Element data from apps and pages
* * * * * * * * *
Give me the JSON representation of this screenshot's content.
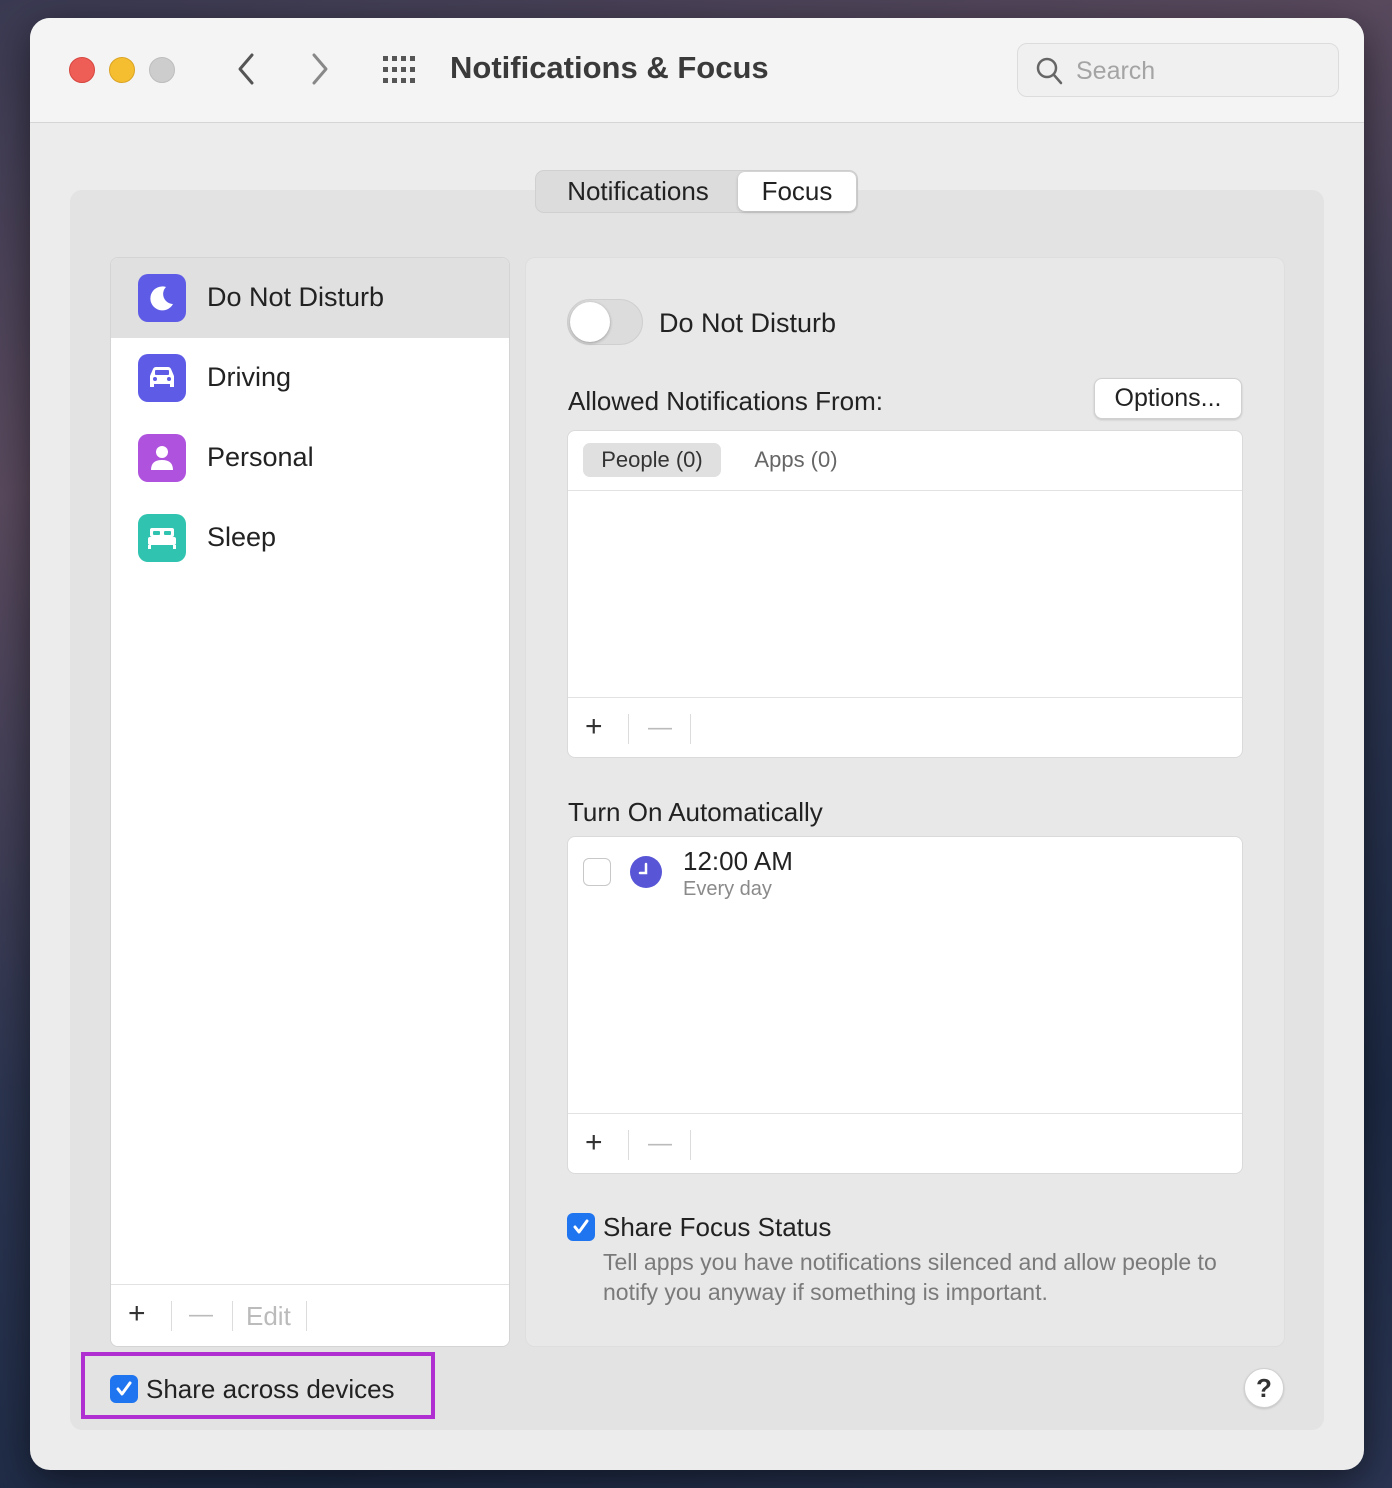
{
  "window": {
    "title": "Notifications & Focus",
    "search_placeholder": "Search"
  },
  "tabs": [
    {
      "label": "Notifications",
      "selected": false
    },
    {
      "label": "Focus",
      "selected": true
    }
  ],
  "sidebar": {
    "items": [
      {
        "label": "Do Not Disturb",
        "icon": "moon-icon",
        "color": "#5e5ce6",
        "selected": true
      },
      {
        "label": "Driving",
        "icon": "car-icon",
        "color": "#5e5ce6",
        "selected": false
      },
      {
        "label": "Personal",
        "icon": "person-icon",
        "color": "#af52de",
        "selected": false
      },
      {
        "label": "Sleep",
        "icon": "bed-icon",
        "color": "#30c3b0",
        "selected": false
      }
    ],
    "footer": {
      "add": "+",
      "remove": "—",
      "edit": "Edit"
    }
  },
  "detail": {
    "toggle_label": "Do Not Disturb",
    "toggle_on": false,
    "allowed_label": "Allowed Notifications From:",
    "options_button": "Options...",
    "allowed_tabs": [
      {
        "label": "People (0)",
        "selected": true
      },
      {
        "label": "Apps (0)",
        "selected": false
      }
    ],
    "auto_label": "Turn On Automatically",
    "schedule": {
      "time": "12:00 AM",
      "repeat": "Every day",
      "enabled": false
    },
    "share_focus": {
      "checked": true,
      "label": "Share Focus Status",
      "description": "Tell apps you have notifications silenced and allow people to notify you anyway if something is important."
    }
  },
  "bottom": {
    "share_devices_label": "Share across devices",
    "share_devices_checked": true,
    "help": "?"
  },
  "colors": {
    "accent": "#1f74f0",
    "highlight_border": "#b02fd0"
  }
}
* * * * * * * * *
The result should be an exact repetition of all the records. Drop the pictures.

Give me the JSON representation of this screenshot's content.
{
  "window": {
    "title": "Notifications & Focus",
    "search_placeholder": "Search"
  },
  "tabs": [
    {
      "label": "Notifications",
      "selected": false
    },
    {
      "label": "Focus",
      "selected": true
    }
  ],
  "sidebar": {
    "items": [
      {
        "label": "Do Not Disturb",
        "icon": "moon-icon",
        "color": "#5e5ce6",
        "selected": true
      },
      {
        "label": "Driving",
        "icon": "car-icon",
        "color": "#5e5ce6",
        "selected": false
      },
      {
        "label": "Personal",
        "icon": "person-icon",
        "color": "#af52de",
        "selected": false
      },
      {
        "label": "Sleep",
        "icon": "bed-icon",
        "color": "#30c3b0",
        "selected": false
      }
    ],
    "footer": {
      "add": "+",
      "remove": "—",
      "edit": "Edit"
    }
  },
  "detail": {
    "toggle_label": "Do Not Disturb",
    "toggle_on": false,
    "allowed_label": "Allowed Notifications From:",
    "options_button": "Options...",
    "allowed_tabs": [
      {
        "label": "People (0)",
        "selected": true
      },
      {
        "label": "Apps (0)",
        "selected": false
      }
    ],
    "auto_label": "Turn On Automatically",
    "schedule": {
      "time": "12:00 AM",
      "repeat": "Every day",
      "enabled": false
    },
    "share_focus": {
      "checked": true,
      "label": "Share Focus Status",
      "description": "Tell apps you have notifications silenced and allow people to notify you anyway if something is important."
    }
  },
  "bottom": {
    "share_devices_label": "Share across devices",
    "share_devices_checked": true,
    "help": "?"
  },
  "colors": {
    "accent": "#1f74f0",
    "highlight_border": "#b02fd0"
  }
}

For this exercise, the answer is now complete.